Hasse's recommended appointment of Jommelli as maestro di cappella to the Ospedale degl' Incurabili in Venice is not definitively documented. But in 1745, he did start writing religious works for the women's choir of the church of the Incurabili, San Salvatore, as part of his obligations as chapel master along with teaching the more advanced students of the institution. There are no manuscripts of Jommelli's music composed for the Incurabili, but there are many copies of different versions of several of his works that may, with some certainty, be attributed to his period as maestro there. Among the music Helmut Hochstein lists as being composed for Venice are to be found four oratorios: "Isacco figura del Redentore", "La Betulia liberata", "Joas" and "Juda proditor"; some numbers in a collection of solo motets called "Modulamina Sacra"; one Missa breve in F major with a Credo in D major, probably a second Mass in G major, one Te Deum and five psalms.
Although two of his earliest biographers, Mattei and Villarosa, give 1748 as the year when Jommelli gave up his employment in Venice, his last compositions for the Incurabili are from 1746. He must have left Venice at the very end of 1746 or at the beginning of the following year, because on 28 January 1747 Jommelli was staging at the Argentina theatre in Rome his first version of "Didone abbandonata", and in May at San Carlo in Naples a second version of "Eumene".
It was the need of an active chapel master for the basilica of St. Peter's in preparing for the Jubilee festival year that brought both Jommelli and Davide Perez to Rome in 1749, a year-long commemoration celebrated by the Roman Catholic Church every fifty years, so this was an important occasion for the Roman aristocracy to show off. Jommelli was summoned by the Cardinal Duke of York, Henry Benedict, to compose for him a setting of Metastasio's oratorio La passione di Gesù Cristo still played annually in Rome, and who presented him to Cardinal Alessandro Albani, an intimate of Pope Benedict XIV.
He subsequently visited Vienna before taking a post as Kapellmeister to Duke Karl Eugen of Württemberg in Stuttgart in 1753. This period saw some of his greatest successes, including the composition of what are regarded as some of his best works. Many were staged at the Duke's private theatres in the Palace of Ludwigsburg, outside Stuttgart. Mozart and his father Leopold passed through Ludwigsburg in 1763 on their "grand tour" and met the composer. Jommelli returned to Naples in 1768, by which time opera buffa was more popular than Jommelli's opera seria, and his last works were not so well received. He suffered a stroke in 1771 which partially paralyzed him, but continued to work until his death three years later, in Naples.
Jommelli wrote cantatas, oratorios and other sacred works, but by far the most important part of his output were his operas, particularly his opere serie of which he composed around sixty, several with libretti by Metastasio.
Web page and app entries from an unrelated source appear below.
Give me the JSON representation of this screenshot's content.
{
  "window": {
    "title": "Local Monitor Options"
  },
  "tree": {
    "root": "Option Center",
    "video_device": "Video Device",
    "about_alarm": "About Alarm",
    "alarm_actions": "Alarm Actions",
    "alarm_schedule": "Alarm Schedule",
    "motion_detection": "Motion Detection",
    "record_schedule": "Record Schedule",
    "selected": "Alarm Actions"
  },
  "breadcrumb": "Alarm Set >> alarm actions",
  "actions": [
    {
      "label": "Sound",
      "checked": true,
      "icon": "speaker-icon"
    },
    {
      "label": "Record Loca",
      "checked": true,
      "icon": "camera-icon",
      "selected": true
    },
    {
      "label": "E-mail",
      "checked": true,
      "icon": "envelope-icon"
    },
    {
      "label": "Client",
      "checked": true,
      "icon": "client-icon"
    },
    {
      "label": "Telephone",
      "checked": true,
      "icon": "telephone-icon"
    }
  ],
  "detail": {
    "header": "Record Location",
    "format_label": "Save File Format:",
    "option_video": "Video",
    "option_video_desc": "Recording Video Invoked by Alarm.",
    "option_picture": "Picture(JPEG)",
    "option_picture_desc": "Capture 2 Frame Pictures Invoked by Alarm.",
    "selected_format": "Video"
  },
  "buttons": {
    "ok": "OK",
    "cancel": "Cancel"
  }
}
These tended to concentrate more on the story and drama of the opera than on flashy technical displays by the singers, as was the norm in Italian opera at that time. He wrote more ensemble numbers and choruses, and, influenced by French opera composers such as Jean-Philippe Rameau, introduced ballets into his work. He used the orchestra (particularly the wind instruments) in a much more prominent way to depict what was going on in the story, including passages for orchestra alone, rather than consigning it to merely support for the singers. From Hasse, he learned to write orchestrally accompanied recitatives rather than just "secco" recitatives for voice and continuo (mainly harpsichord). His reforms are sometimes regarded as equal in importance to Christoph Willibald Gluck's.